What to produce:
Every line with the string "icon" in it belongs in your answer, so copy them all from the data.

[Supplied records Boundary: Start]

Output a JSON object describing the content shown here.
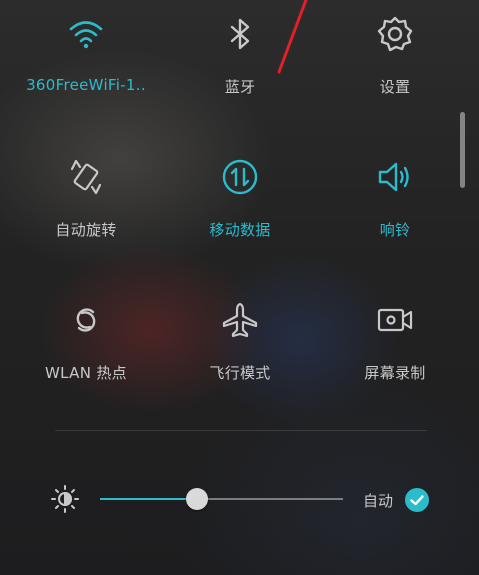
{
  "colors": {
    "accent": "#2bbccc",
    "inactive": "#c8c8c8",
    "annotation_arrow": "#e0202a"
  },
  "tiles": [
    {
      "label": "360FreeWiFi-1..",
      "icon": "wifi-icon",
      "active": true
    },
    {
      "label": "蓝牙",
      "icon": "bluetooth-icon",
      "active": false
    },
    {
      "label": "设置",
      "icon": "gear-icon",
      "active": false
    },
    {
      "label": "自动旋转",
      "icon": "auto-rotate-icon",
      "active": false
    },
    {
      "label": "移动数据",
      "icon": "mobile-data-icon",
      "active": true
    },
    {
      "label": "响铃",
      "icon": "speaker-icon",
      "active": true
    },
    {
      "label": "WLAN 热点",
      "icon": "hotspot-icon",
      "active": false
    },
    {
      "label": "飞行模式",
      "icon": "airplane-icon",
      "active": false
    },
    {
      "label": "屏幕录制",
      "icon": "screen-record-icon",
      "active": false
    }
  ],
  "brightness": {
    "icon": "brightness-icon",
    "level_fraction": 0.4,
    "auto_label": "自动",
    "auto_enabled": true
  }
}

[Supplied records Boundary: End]
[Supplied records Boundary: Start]

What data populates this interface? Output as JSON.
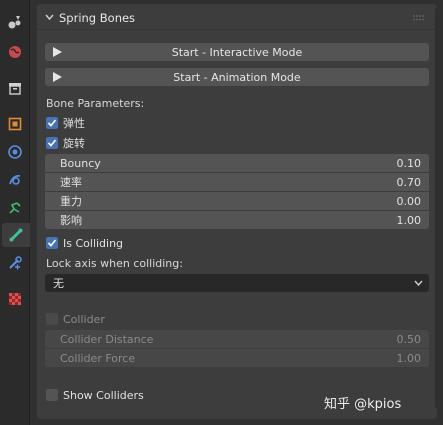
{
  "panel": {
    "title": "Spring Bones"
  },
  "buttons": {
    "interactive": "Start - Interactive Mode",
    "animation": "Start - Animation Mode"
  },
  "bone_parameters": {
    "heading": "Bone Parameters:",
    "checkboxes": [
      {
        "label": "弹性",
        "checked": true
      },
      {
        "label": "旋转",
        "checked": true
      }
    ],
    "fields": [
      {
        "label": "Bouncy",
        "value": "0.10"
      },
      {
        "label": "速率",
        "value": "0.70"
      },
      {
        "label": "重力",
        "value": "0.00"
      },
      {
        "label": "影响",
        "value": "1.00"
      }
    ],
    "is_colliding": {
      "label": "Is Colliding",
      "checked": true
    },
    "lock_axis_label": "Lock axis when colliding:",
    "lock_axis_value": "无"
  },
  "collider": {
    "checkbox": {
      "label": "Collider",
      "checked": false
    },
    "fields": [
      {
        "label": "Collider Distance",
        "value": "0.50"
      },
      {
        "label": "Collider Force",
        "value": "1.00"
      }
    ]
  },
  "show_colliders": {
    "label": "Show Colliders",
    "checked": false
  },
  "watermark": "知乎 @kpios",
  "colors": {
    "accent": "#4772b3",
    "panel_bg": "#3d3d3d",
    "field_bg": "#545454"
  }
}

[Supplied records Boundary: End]

Solution to this exercise:
      "icon": "wifi-icon",
      "icon": "bluetooth-icon",
      "icon": "gear-icon",
      "icon": "auto-rotate-icon",
      "icon": "mobile-data-icon",
      "icon": "speaker-icon",
      "icon": "hotspot-icon",
      "icon": "airplane-icon",
      "icon": "screen-record-icon",
    "icon": "brightness-icon",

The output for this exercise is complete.